Open Trellis, a new technology venture for entrepreneur inclusion, is now developing an online platform which will connect localized groups of microbusiness owners, providing founders access to a community of peers, and relevant digital content. By forging distance-based connections, founders will broaden their pool of customers and professional connections while also opening doors for accessing new capital.
What’s the big picture benefit?
Including more founders in communities of startups is a vital aspect of ongoing efforts to promote greater economic sustainability. Aside from the moral imperative, a more inclusive economy helps address ongoing risks related to automation and changes in work patterns, declines in economic productivity, and reductions in cross-border trade and capital flows. In fact, some studies have shown that loans to microbusiness are recession-resilient, meaning even in the midst of a downturn these business tend to be better positioned to weather the storm when they provide local essential services.
All of this is aligned with broader efforts to achieve the United Nations Sustainable Development Goals, and to create new economic levers that help address social and environmental concerns.
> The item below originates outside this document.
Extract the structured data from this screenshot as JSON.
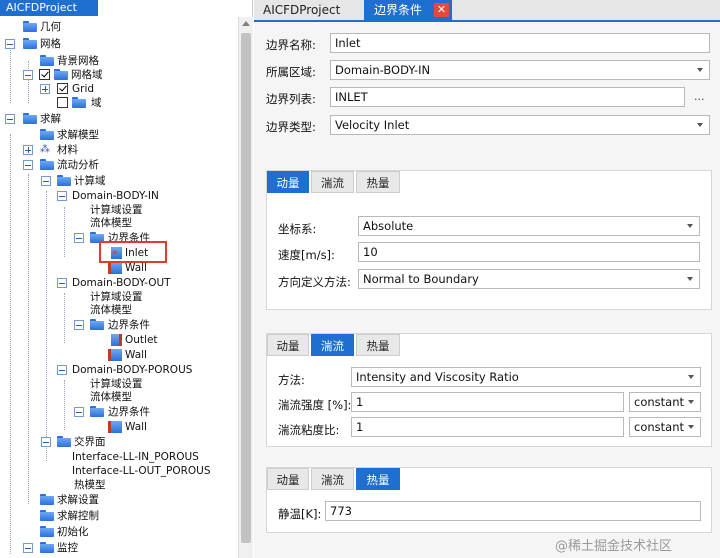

A range of related initiatives is helping to amplify the discussions to create new norms related to social impact and economic inclusion. These discussions include: Impact Investing, new measurement systems (e.g. IRIS, GRI, ESG, GDP+), business models such as Benefit Corporations and other social enterprises (e.g. opportunity hiring, donate back, worker-owned cooperatives), as well as the development of other socially beneficial product innovations. Supporting microbusiness is another key facet of these discussions on Social Impact.
New businesses play a vital role in discussions on inclusive economic growth, and a more sustainable future. In a recent Stanford Social Innovation Review article, our colleague Peter Roberts states, “Some of the benefits of microbusinesses are already well known. These small enterprises provide, on average, 38 percent of their owners’ household incomes” and in these households this is incredibly important. His and other research has demonstrated several benefits:
· Job creation (Kauffman)
· Reduction of inequalities (Entreprenur Magazine)
· Correlation with poverty reduction (Forbes)
· Diversity creates higher quality innovation (Harvard Business Review)
· More entrepreneurship and innovation leads to economic productivity and dynamism (Strategic Entrepreneurship Journal)
Despite these benefits of entrepreneurship, and in particular cultivating founders from lower income communities, there has been long-term decline in U.S. new business formation as a percentage of the economy, startup rates per 100,000 people has been declining, and the Gini Coefficient (a measure of income inequality) is on the rise.
Our 2017 series on economic problems highlighted issues occurring withinperiods of economic growth, including: poverty, unemployment and under-employment, personal income reductions, and a lack of sustainability. We could add many issues to this list, including rising inequalities, government indebtedness, declining productivity growth, automation and the workforce, gender disparities, climate change, and financial market vulnerabilities. Inclusive Entrepreneurship is not the panacea, but it is a vital part of the solution. What are you starting?